"Expendable! That's big of you. So you expect me to take her out too?"
"If she's there, you'll have no choice."
He was right, but it didn't make me feel any better about it.
"The price just went up," I told him.
"Don't try to blackmail me, Townsend. You'll be sorry if you do."
"And don't try to get two jobs done for the price of one," I countered. I gave him a couple of beats to think about it. "Another hundred thousand or it's off."
To my surprise, he didn't go volcanic.
"Very well." He sighed. "But it will not reach your account until tomorrow."
The connection was cut, leaving me glowering at my reflection in the cell phone's screen. The additional hundred grand was a malus not a bonus. I didn't need the money and I didn't need more blood on my conscience. Female blood, especially.
I flopped back on my pillow to review the ceiling and the arrangements for tomorrow and the effect of this latest revelation.
The job had just been transformed from straightforward low-risk, to complicated and tricky, with my neck on the chopping block if it went awry. The collateral damage was anathema, professional and personal. Killing an innocent party transgressed a private code; that the party in this instance was female just added to the anguish. Too late now to make new arrangements. The venue -- their secret love nest -- was custom built for the job, and none of the alternatives came within a mile of it for suitability. Whatever heart searching was involved, I was not about to compromise the outcome.
Another -- albeit lesser worry -- was the identity of the woman, his mistress, wife of a prominent German politician and businessman. The stink when this hit the press would make a skunk's squirt almost perfumed by comparison.
Aside from the nuisance factor of a double killing, only the escape route was causing me the odd twinge of concern: a narrow, twisting track without a single exit; a good three minutes' driving and nowhere to hide. Meeting an oncoming vehicle would mean pulling over, backing up, and God knows what else. Plenty of opportunity for the other driver to sum me up, my car, my license plate, and wonder what the hell I was doing on a road that led only to one place. The risk of such an encounter was slight, but I'd lived to a ripe thirty-eight and a few months by keeping risks to an irreducible minimum.
By now, I was thoroughly awake, if not refreshed, and slid off the bed.
Outside, it was gray, damp and dismal; November in Bavaria. It didn't make poetry. It didn't chime with sunshine and trees in blossom and a glass of wine on the terrace. Beneath saturnine skies, mist hung motionless in cobwebs, with incessant rain varying only in its intensity. Which is how it had been since I set foot in Oberpframmern on the outskirts of Munchen two days ago.

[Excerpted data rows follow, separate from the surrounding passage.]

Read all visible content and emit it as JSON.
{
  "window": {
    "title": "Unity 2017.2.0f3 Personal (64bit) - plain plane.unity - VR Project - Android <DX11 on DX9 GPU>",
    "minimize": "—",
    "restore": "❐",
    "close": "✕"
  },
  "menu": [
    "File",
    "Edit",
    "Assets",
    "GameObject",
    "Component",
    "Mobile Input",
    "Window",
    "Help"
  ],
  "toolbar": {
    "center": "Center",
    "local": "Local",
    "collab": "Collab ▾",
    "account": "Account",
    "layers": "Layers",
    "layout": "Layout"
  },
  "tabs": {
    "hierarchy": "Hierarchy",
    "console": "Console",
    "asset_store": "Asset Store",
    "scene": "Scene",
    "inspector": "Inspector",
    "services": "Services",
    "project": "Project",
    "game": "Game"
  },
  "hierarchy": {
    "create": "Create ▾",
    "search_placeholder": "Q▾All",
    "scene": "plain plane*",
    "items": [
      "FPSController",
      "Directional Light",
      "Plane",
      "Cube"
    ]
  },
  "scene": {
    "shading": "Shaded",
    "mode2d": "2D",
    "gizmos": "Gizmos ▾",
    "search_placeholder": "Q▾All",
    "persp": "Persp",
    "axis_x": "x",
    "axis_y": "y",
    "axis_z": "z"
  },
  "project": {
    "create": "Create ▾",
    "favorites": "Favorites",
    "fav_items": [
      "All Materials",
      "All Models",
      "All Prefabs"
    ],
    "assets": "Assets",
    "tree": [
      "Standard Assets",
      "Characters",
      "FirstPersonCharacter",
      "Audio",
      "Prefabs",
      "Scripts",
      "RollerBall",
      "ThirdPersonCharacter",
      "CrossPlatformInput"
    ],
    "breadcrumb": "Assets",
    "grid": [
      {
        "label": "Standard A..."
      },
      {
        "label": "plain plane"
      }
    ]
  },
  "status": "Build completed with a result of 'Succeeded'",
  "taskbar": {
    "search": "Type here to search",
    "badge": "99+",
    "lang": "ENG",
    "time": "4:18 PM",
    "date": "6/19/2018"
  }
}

From the window of my functional, plastic-veneered hotel room cubicle, I looked out over the Hohenkirchenwald -- Forest of High Churches -- a roller-coaster landscape, every slope coated with black conifers, with here and there a farm. On the other side of the rolling hills, an unsuspecting man with only twenty-six hours left to live -- give or take a minute.
On the observation platform of the Olympiaturm, I met up with Gunther. From that eyrie in the sky, five hundred feet above the ground, I could see clear across to the Bavarian Alps, their peaks white under the dipping sun. In the opposite direction, looking straight down, I had a bomber pilot's view of the Bayerische Motorenwerke plant, dominated by a twenty-story cloverleaf building. Next to it, a cup-shaped edifice was topped by an enormous BMW motif.

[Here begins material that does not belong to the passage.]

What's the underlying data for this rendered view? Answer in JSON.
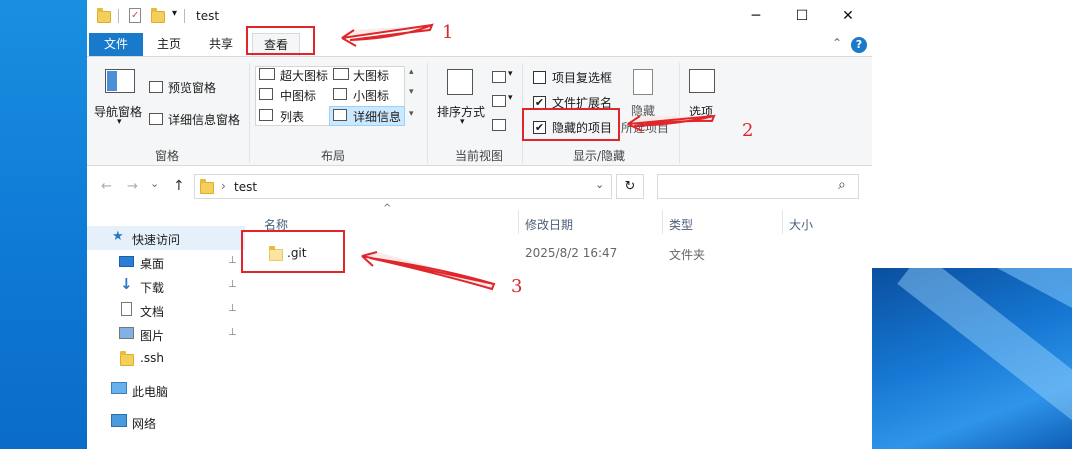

Despite the distant sunshine, it was wet and windy at the top of the tower, and consequently pretty much deserted. That suited me. The business I was there to transact was not for public eavesdropping.
Gunther was ill at ease, unusual for him. We shook hands routinely. His clasp was sweaty.
"Gruss Gott, Herr Black." God greets, statutory Bavarian hello.
"Good to see you again, Gunther," I said in English, not wishing to confuse him with my bad German.
He bobbed his head like a nervous hen. He was of diminutive build with thick black hair. Very un-master race. His coat was exquisitely tailored, pure wool with an expanse of astrakhan collar.
"Got the merchandise?" I asked him.